Do you know the sure sign of an amateur graphic designer or copy writer?
It’s when they create lengthy text in a document that is center-justified. Lengthy means over 55 characters wide, and longer than 5 to 10 lines. Here’s an example of center-justified text:
The only text that should be centered is 1. a short quote on a page, like this:
Look at this Facebook ad on the left as an example.
The image is on the left so your eye starts with it, then ends up on the text.
Good! And the text is aligned-left and easy to read. Another good.
So…why is it so much easier to read left-justified over center-justifed text?
Because the way we read in English demands that we read from left to right.
When the lines in your text are justified left (all aligned with the left side of the page, like most of the text on this page), your eye has an easy time of it – it knows where to start each sentence automatically, and can glide to the left and pick up the next sentence easily. Even if the right side of the page is jagged (like this one).
But if your text is center-justified,
your eye has to search out the beginning of each sentence,
because each new line starts
in a different location.
Very, very tiring
after reading a whole page of it.
After a while, people won’t read your articles or entries any more because they know they’ll get eyeball exhaustion. You don’t want that to happen!
So only use center-justified text if it is a 1 to 5-line entry that has up to 55 characters left to right, and no more.

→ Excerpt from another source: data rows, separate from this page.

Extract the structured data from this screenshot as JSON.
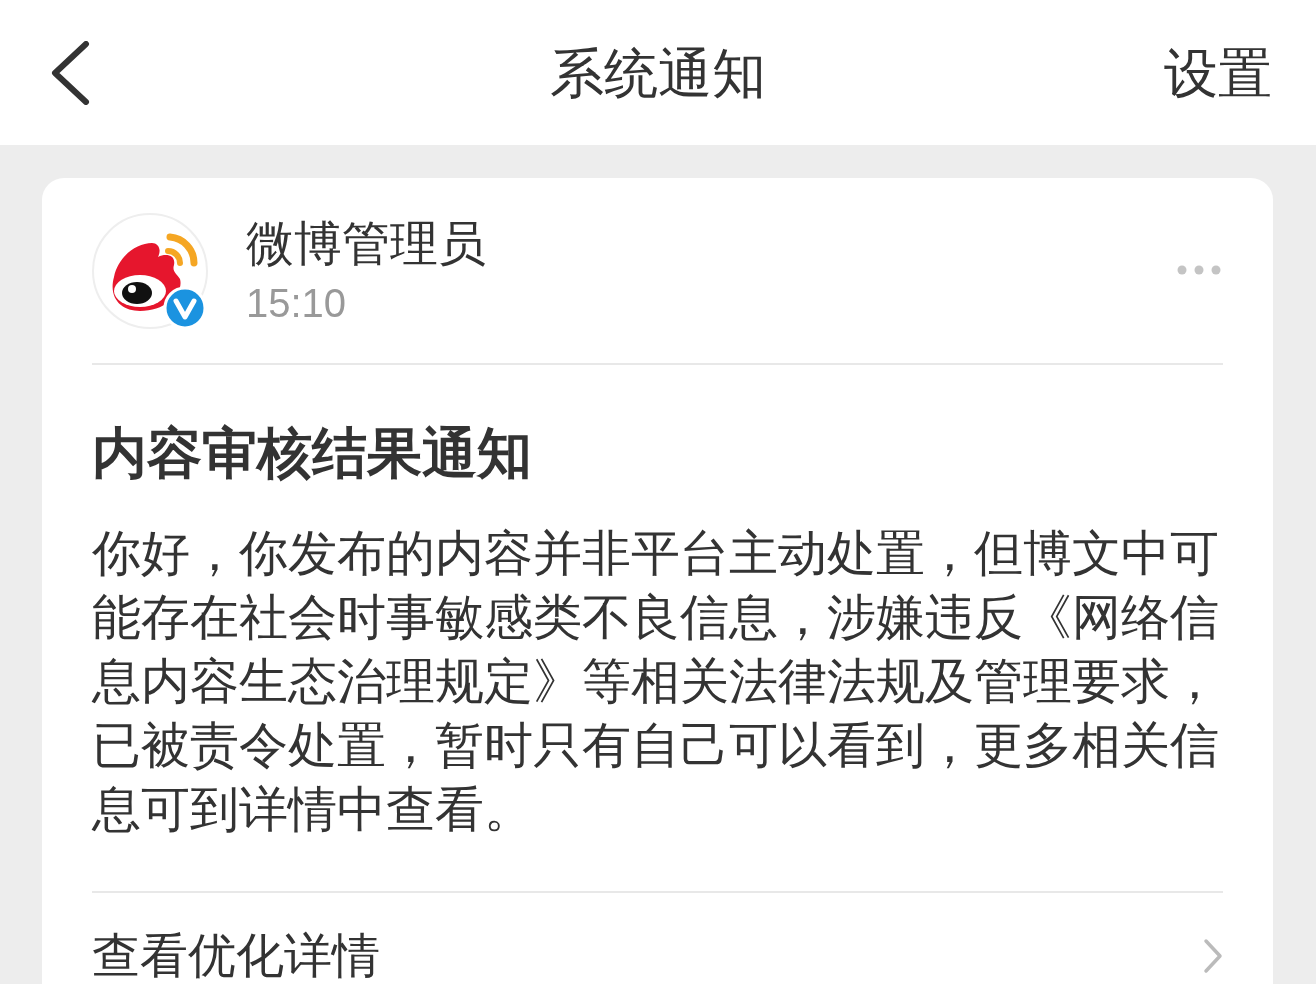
{
  "header": {
    "title": "系统通知",
    "action": "设置"
  },
  "notification": {
    "sender": {
      "name": "微博管理员",
      "verified": true,
      "time": "15:10"
    },
    "title": "内容审核结果通知",
    "body": "你好，你发布的内容并非平台主动处置，但博文中可能存在社会时事敏感类不良信息，涉嫌违反《网络信息内容生态治理规定》等相关法律法规及管理要求，已被责令处置，暂时只有自己可以看到，更多相关信息可到详情中查看。",
    "link": "查看优化详情"
  }
}
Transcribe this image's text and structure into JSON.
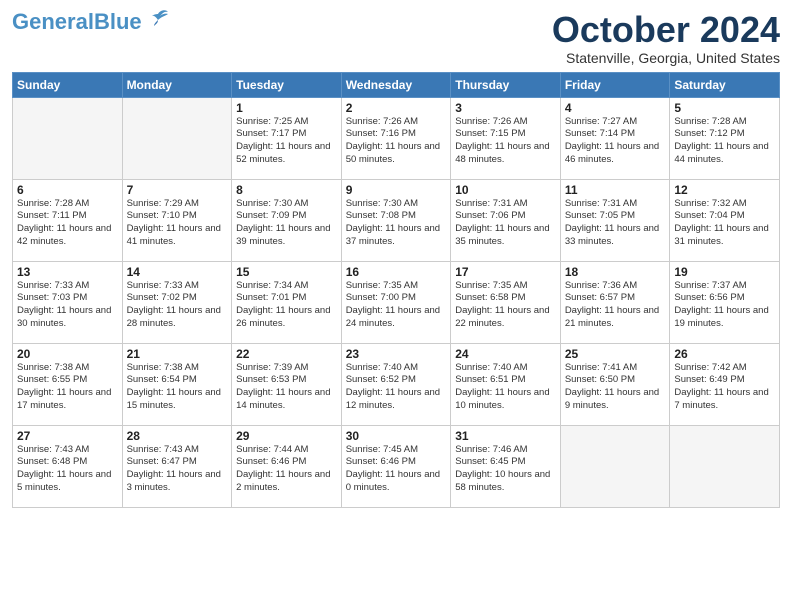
{
  "header": {
    "logo_line1": "General",
    "logo_line2": "Blue",
    "month": "October 2024",
    "location": "Statenville, Georgia, United States"
  },
  "days_of_week": [
    "Sunday",
    "Monday",
    "Tuesday",
    "Wednesday",
    "Thursday",
    "Friday",
    "Saturday"
  ],
  "weeks": [
    [
      {
        "num": "",
        "info": ""
      },
      {
        "num": "",
        "info": ""
      },
      {
        "num": "1",
        "info": "Sunrise: 7:25 AM\nSunset: 7:17 PM\nDaylight: 11 hours and 52 minutes."
      },
      {
        "num": "2",
        "info": "Sunrise: 7:26 AM\nSunset: 7:16 PM\nDaylight: 11 hours and 50 minutes."
      },
      {
        "num": "3",
        "info": "Sunrise: 7:26 AM\nSunset: 7:15 PM\nDaylight: 11 hours and 48 minutes."
      },
      {
        "num": "4",
        "info": "Sunrise: 7:27 AM\nSunset: 7:14 PM\nDaylight: 11 hours and 46 minutes."
      },
      {
        "num": "5",
        "info": "Sunrise: 7:28 AM\nSunset: 7:12 PM\nDaylight: 11 hours and 44 minutes."
      }
    ],
    [
      {
        "num": "6",
        "info": "Sunrise: 7:28 AM\nSunset: 7:11 PM\nDaylight: 11 hours and 42 minutes."
      },
      {
        "num": "7",
        "info": "Sunrise: 7:29 AM\nSunset: 7:10 PM\nDaylight: 11 hours and 41 minutes."
      },
      {
        "num": "8",
        "info": "Sunrise: 7:30 AM\nSunset: 7:09 PM\nDaylight: 11 hours and 39 minutes."
      },
      {
        "num": "9",
        "info": "Sunrise: 7:30 AM\nSunset: 7:08 PM\nDaylight: 11 hours and 37 minutes."
      },
      {
        "num": "10",
        "info": "Sunrise: 7:31 AM\nSunset: 7:06 PM\nDaylight: 11 hours and 35 minutes."
      },
      {
        "num": "11",
        "info": "Sunrise: 7:31 AM\nSunset: 7:05 PM\nDaylight: 11 hours and 33 minutes."
      },
      {
        "num": "12",
        "info": "Sunrise: 7:32 AM\nSunset: 7:04 PM\nDaylight: 11 hours and 31 minutes."
      }
    ],
    [
      {
        "num": "13",
        "info": "Sunrise: 7:33 AM\nSunset: 7:03 PM\nDaylight: 11 hours and 30 minutes."
      },
      {
        "num": "14",
        "info": "Sunrise: 7:33 AM\nSunset: 7:02 PM\nDaylight: 11 hours and 28 minutes."
      },
      {
        "num": "15",
        "info": "Sunrise: 7:34 AM\nSunset: 7:01 PM\nDaylight: 11 hours and 26 minutes."
      },
      {
        "num": "16",
        "info": "Sunrise: 7:35 AM\nSunset: 7:00 PM\nDaylight: 11 hours and 24 minutes."
      },
      {
        "num": "17",
        "info": "Sunrise: 7:35 AM\nSunset: 6:58 PM\nDaylight: 11 hours and 22 minutes."
      },
      {
        "num": "18",
        "info": "Sunrise: 7:36 AM\nSunset: 6:57 PM\nDaylight: 11 hours and 21 minutes."
      },
      {
        "num": "19",
        "info": "Sunrise: 7:37 AM\nSunset: 6:56 PM\nDaylight: 11 hours and 19 minutes."
      }
    ],
    [
      {
        "num": "20",
        "info": "Sunrise: 7:38 AM\nSunset: 6:55 PM\nDaylight: 11 hours and 17 minutes."
      },
      {
        "num": "21",
        "info": "Sunrise: 7:38 AM\nSunset: 6:54 PM\nDaylight: 11 hours and 15 minutes."
      },
      {
        "num": "22",
        "info": "Sunrise: 7:39 AM\nSunset: 6:53 PM\nDaylight: 11 hours and 14 minutes."
      },
      {
        "num": "23",
        "info": "Sunrise: 7:40 AM\nSunset: 6:52 PM\nDaylight: 11 hours and 12 minutes."
      },
      {
        "num": "24",
        "info": "Sunrise: 7:40 AM\nSunset: 6:51 PM\nDaylight: 11 hours and 10 minutes."
      },
      {
        "num": "25",
        "info": "Sunrise: 7:41 AM\nSunset: 6:50 PM\nDaylight: 11 hours and 9 minutes."
      },
      {
        "num": "26",
        "info": "Sunrise: 7:42 AM\nSunset: 6:49 PM\nDaylight: 11 hours and 7 minutes."
      }
    ],
    [
      {
        "num": "27",
        "info": "Sunrise: 7:43 AM\nSunset: 6:48 PM\nDaylight: 11 hours and 5 minutes."
      },
      {
        "num": "28",
        "info": "Sunrise: 7:43 AM\nSunset: 6:47 PM\nDaylight: 11 hours and 3 minutes."
      },
      {
        "num": "29",
        "info": "Sunrise: 7:44 AM\nSunset: 6:46 PM\nDaylight: 11 hours and 2 minutes."
      },
      {
        "num": "30",
        "info": "Sunrise: 7:45 AM\nSunset: 6:46 PM\nDaylight: 11 hours and 0 minutes."
      },
      {
        "num": "31",
        "info": "Sunrise: 7:46 AM\nSunset: 6:45 PM\nDaylight: 10 hours and 58 minutes."
      },
      {
        "num": "",
        "info": ""
      },
      {
        "num": "",
        "info": ""
      }
    ]
  ]
}
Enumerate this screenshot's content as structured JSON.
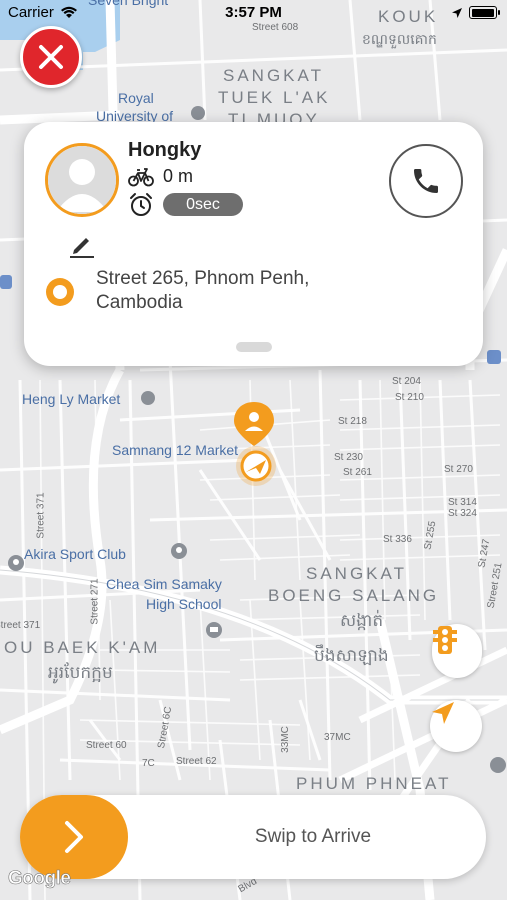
{
  "status_bar": {
    "carrier": "Carrier",
    "time": "3:57 PM",
    "battery_level": 1.0
  },
  "map": {
    "districts": [
      "SANGKAT",
      "TUEK L'AK",
      "TI MUOY",
      "KOUK",
      "SANGKAT",
      "BOENG SALANG",
      "OU BAEK K'AM",
      "PHUM PHNEAT"
    ],
    "districts_khmer": [
      "សង្កាត់",
      "បឹងសាឡាង",
      "អូរបែកក្អម",
      "ខណ្ឌទួលគោក"
    ],
    "pois": [
      "Royal",
      "University of",
      "Heng Ly Market",
      "Samnang 12 Market",
      "Akira Sport Club",
      "Chea Sim Samaky",
      "High School",
      "Seven Bright"
    ],
    "streets": [
      "Street 608",
      "St 204",
      "St 210",
      "St 218",
      "St 230",
      "St 261",
      "St 270",
      "St 314",
      "St 324",
      "St 336",
      "St 255",
      "St 247",
      "Street 251",
      "Street 371",
      "Street 271",
      "Street 371",
      "Street 60",
      "Street 6C",
      "Street 62",
      "33MC",
      "37MC",
      "7C",
      "Blvd"
    ]
  },
  "close_button": {
    "icon": "close-icon",
    "color": "#e0262c"
  },
  "card": {
    "driver_name": "Hongky",
    "distance": "0 m",
    "timer": "0sec",
    "destination": "Street 265, Phnom Penh, Cambodia",
    "accent_color": "#f39c1e"
  },
  "swipe": {
    "label": "Swip to Arrive"
  },
  "google_logo": "Google"
}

Use left-justified for anything else. Your readers will thank you for being a pro, and for how easy you’ve made it to read your copy.